If you look at police department guidelines for field interrogations, you will see that they generally instruct officers that, if a person does not want to answer questions, officers are to “back off and not talk,” unless there is a “reasonable suspicion” grounds for detaining them. Officer Lee’s supervising officer, Rebecca Phillips, testified to this instruction for Palo Alto officers. But the purpose of these instructions is not to keep officers from violating any statutory or constitutional law. The purpose is to protect the admissibility of evidence under Miranda rules. Coerced confessions are illegitimate under the Fifth Amendment’s right not to incriminate oneself and non-consensual questioning raises the question of whether answers are truly voluntary. To keep cases from getting thrown out on technicalities, police departments instruct officers to give Miranda type concerns a wide berth.

Set aside for the moment all the grounds for reasonable suspicion in the Hopkins case. Even in the absence of reasonable suspicion, there is still every difference between police actions that can in themselves be illegal (detaining people when there is no reasonable suspicion that a crime has been or will be committed), and police actions that might taint evidence but are not illegal (Miranda violations). People cannot be prosecuted for things that are not illegal, but that is what Waite is doing. The “punishment” that keeps officers from improper questioning under Miranda and related rulings is the exclusionary rule: that answers received might not be admissible in court. There is no criminal sanction. The purpose of “back off and don’t talk” policies is to preserve the admissibility of evidence, not to keep from breaking the law.

If officer Lee had detained Hopkins in his car on the strength of Hopkins’ driver’s license lie, there might be a very tenuous case that the detention was flawed, and that evidence proceeding from it could not be used to prosecute Hopkins. But officer Lee did NOT detain Hopkins for his driver’s license lie. (Hopkins voluntary answer to that question had not yet been revealed to be a lie.) Lee detained Hopkins for purposes of officer safety when Hopkins became physically aggressive. It is conceivable, under the most egregious over-reading of the egregious Miranda precedents, that officer Lee might have managed to taint a piece of potential evidence. It is not conceivable that this possibly imperfect questioning (and the contact under which it occurred) was ILLEGAL.

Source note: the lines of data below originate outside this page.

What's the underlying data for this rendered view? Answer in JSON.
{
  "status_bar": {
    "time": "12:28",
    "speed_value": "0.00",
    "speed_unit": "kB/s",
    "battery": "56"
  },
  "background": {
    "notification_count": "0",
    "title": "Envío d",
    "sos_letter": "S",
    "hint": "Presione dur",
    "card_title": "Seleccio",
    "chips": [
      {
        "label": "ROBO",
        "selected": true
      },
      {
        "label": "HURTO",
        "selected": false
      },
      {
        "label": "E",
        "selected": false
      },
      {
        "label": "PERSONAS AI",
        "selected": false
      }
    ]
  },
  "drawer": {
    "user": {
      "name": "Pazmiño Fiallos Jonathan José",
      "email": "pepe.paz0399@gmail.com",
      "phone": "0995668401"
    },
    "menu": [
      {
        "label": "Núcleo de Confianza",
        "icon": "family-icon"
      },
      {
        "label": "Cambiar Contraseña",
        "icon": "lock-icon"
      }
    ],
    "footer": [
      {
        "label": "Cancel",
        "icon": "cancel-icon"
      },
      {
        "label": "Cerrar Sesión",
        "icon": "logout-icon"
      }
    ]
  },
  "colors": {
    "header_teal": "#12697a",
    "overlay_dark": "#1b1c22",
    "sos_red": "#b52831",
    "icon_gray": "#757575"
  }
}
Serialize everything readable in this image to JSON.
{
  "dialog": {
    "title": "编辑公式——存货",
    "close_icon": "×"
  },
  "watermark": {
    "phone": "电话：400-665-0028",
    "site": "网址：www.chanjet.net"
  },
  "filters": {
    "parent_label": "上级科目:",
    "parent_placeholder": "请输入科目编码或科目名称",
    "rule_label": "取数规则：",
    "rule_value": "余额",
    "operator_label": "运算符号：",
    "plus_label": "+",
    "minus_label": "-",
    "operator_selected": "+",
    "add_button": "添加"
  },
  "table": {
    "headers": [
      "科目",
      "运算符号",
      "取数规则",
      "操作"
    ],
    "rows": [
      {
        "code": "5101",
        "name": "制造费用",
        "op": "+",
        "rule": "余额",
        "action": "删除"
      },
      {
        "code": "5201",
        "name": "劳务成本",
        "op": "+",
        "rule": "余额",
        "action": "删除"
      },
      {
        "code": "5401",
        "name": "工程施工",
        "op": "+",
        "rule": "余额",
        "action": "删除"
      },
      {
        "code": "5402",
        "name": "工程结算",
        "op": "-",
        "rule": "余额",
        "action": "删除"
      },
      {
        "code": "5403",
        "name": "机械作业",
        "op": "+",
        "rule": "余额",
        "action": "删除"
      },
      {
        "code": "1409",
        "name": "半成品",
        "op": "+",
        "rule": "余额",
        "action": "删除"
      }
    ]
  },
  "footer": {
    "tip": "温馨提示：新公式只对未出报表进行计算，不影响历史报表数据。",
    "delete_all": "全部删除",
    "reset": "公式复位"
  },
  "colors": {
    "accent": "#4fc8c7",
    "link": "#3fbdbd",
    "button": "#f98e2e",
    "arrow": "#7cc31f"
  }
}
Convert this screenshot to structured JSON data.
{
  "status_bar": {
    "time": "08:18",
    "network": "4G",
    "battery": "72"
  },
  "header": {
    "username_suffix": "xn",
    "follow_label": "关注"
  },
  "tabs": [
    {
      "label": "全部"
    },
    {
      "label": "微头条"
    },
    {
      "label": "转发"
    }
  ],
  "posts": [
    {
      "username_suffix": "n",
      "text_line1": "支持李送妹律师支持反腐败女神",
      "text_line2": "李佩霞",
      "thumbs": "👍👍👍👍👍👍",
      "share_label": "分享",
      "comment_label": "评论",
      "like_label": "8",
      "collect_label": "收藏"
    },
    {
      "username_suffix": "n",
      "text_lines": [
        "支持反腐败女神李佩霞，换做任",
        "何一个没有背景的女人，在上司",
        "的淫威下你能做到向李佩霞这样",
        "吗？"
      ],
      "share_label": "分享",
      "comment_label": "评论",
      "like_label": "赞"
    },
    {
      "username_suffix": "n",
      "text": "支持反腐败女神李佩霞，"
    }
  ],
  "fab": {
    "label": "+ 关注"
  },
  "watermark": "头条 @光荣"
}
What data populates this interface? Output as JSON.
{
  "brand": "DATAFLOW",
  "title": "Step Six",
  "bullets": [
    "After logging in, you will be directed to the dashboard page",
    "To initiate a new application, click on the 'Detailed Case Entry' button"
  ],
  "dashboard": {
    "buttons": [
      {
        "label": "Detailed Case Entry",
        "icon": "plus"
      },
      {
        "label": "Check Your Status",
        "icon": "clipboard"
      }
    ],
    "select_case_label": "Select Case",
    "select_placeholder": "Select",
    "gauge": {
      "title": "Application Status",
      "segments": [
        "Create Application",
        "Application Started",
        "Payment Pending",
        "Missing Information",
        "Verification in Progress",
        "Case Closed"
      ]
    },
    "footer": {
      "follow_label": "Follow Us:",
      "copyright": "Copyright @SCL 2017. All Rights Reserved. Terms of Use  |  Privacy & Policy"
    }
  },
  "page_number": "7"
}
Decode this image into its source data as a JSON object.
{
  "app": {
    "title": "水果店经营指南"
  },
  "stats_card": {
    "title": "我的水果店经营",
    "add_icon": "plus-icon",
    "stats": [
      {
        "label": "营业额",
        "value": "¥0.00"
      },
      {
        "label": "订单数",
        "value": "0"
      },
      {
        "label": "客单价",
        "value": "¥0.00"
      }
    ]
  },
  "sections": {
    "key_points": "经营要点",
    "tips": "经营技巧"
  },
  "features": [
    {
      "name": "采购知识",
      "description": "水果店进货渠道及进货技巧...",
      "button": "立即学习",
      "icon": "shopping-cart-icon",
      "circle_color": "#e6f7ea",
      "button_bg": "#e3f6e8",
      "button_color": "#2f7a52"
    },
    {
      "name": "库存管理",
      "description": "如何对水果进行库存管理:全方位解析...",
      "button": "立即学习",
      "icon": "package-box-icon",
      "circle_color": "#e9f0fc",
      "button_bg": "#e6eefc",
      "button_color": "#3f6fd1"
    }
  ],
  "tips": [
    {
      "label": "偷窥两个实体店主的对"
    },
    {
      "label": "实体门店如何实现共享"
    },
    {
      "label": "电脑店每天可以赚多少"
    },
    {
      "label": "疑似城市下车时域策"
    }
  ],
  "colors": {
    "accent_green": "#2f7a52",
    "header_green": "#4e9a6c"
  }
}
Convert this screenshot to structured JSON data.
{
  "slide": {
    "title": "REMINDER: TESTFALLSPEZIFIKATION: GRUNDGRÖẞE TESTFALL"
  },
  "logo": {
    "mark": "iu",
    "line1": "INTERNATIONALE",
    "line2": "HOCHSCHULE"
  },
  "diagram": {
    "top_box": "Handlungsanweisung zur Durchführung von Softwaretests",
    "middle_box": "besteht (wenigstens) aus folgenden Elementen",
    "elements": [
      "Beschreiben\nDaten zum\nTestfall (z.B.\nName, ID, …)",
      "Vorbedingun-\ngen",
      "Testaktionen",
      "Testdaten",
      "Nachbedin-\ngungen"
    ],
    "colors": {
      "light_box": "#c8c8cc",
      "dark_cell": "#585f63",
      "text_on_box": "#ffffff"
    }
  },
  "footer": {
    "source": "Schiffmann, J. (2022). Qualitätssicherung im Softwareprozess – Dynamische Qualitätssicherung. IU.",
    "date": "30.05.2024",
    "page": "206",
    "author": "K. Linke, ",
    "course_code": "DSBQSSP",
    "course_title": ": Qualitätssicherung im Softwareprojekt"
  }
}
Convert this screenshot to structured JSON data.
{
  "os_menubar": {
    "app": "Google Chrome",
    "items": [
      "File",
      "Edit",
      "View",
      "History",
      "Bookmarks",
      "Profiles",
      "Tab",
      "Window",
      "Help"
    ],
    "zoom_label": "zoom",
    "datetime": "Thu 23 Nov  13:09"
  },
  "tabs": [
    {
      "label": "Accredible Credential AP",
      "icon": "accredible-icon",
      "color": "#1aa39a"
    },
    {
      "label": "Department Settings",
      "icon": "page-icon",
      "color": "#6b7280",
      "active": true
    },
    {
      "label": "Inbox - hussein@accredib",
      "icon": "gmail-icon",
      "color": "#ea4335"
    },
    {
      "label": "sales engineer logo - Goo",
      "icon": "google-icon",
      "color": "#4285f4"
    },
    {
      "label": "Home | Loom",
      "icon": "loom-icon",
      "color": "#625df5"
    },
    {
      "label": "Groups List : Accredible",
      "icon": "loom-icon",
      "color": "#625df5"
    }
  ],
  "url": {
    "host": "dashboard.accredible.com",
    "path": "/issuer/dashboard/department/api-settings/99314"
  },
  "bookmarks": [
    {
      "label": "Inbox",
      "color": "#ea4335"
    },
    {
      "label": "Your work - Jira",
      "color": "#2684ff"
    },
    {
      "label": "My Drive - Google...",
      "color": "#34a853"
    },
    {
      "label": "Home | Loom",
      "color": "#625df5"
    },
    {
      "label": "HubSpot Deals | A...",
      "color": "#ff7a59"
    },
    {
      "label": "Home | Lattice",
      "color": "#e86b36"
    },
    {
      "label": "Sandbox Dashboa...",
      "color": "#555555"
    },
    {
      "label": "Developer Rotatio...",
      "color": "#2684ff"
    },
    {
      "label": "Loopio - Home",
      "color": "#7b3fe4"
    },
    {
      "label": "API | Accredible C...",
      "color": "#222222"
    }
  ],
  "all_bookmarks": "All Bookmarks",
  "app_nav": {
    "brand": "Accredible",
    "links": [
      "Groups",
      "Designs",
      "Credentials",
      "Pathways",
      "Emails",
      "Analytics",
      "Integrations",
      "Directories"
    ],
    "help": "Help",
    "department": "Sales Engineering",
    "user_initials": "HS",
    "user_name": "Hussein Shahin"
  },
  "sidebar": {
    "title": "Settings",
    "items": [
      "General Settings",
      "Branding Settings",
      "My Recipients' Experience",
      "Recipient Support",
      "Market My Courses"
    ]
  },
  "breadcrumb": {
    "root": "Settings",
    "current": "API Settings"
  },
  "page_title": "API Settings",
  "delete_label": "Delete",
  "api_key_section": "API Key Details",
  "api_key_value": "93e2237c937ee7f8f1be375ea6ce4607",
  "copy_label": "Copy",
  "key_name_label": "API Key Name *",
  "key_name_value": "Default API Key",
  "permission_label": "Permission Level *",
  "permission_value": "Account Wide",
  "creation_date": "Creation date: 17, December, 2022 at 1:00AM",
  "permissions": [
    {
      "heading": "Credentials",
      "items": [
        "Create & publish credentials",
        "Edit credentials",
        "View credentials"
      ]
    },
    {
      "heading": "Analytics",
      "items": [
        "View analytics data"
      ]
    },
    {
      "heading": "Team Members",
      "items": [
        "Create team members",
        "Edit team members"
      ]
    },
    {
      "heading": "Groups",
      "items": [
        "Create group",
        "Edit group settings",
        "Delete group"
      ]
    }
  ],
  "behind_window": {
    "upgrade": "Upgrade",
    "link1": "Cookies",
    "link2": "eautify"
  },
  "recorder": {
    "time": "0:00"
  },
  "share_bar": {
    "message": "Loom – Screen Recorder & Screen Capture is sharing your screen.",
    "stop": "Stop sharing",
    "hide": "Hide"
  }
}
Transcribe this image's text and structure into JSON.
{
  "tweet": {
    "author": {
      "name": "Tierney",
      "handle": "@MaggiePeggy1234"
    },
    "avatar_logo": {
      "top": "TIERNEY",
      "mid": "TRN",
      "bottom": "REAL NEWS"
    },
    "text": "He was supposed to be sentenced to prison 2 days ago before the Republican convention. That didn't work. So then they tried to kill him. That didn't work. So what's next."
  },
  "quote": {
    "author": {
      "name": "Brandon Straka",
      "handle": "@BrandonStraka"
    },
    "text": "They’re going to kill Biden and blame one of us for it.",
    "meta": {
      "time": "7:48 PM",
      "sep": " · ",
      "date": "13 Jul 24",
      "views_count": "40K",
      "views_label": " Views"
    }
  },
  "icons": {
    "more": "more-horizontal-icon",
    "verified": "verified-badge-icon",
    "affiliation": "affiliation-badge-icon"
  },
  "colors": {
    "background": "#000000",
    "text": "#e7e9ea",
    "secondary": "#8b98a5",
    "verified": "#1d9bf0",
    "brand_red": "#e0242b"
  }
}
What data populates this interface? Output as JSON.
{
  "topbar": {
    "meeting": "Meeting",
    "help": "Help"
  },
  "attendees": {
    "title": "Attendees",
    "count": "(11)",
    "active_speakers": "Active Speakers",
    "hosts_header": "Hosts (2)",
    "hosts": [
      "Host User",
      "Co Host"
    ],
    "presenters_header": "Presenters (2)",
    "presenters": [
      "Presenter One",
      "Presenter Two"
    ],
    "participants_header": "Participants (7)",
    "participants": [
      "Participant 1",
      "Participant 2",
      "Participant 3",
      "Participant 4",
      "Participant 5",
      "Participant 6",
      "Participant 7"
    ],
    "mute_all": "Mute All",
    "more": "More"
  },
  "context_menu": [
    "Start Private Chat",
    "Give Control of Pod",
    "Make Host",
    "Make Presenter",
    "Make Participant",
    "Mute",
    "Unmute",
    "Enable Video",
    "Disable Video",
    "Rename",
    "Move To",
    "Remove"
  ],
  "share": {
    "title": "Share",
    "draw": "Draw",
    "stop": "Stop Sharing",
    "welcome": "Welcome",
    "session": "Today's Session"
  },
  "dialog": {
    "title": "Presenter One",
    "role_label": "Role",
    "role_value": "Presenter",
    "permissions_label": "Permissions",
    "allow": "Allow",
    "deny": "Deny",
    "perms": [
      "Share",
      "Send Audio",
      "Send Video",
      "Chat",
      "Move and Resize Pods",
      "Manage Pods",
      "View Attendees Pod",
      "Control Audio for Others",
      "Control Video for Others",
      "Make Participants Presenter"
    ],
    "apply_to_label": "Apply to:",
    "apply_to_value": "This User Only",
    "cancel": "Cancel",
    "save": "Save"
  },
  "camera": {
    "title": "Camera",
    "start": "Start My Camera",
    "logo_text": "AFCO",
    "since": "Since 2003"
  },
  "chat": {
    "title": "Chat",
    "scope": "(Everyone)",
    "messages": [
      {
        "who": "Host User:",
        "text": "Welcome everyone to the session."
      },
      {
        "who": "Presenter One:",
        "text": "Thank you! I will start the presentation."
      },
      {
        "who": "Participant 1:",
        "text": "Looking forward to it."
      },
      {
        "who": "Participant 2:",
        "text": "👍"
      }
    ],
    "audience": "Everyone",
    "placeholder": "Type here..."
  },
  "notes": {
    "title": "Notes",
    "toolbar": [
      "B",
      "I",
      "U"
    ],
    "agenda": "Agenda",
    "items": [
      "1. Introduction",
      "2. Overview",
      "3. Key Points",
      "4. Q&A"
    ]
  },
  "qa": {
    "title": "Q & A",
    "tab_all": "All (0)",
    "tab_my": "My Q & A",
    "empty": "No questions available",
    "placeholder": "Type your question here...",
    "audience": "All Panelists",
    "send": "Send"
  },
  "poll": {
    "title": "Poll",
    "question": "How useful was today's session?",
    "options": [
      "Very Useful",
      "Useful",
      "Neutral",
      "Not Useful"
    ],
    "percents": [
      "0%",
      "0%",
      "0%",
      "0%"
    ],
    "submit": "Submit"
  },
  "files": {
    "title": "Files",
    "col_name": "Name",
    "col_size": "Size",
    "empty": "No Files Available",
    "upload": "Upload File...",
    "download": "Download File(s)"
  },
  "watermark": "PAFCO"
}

That sinks any argument that Hopkins’ detention was illegal because the contact that preceded it was illegal. The contact was perfectly legal and so the legality of the detention has to be considered on its own, and as we saw in the previous section, the detention was clearly legal on grounds of officer safety.

What does the 5th Amendment really say?
The Supreme Court has recently re-injected a little sanity into its 5th Amendment jurisprudence. Last year the Supreme Court clarified the application of the Fifth to police investigations when it upheld the conviction of a Nevada man for refusing to give his name during a routine investigation. The Court ruled that a person’s name is public information and that revealing one’s name cannot by itself constitute self-incrimination under the 5th Amendment. That is, the Court has started to move away from the fabricated “right to remain silent” and has taken a step back towards the actual right not to incriminate oneself.

By this standard, what 5th Amendment claim could Hopkins possibly make? How does a supposedly innocent man need to be allowed to be physically aggressive, verbally belligerent, give misleading information, and refuse to get out of his car, in order to not incriminate himself? Yet all of these actions obstruct the police in the performance of their duties, giving grounds for arrest. The right of citizens not to incriminate themselves does not imply a right not to be questioned for suspicious behavior, even if you do say: “stop hassling me because I’m black.”

End Part III. Links to Parts I, II and IV.

Comments: Post a Comment

<< Home

This page is powered by Blogger. Isn't yours?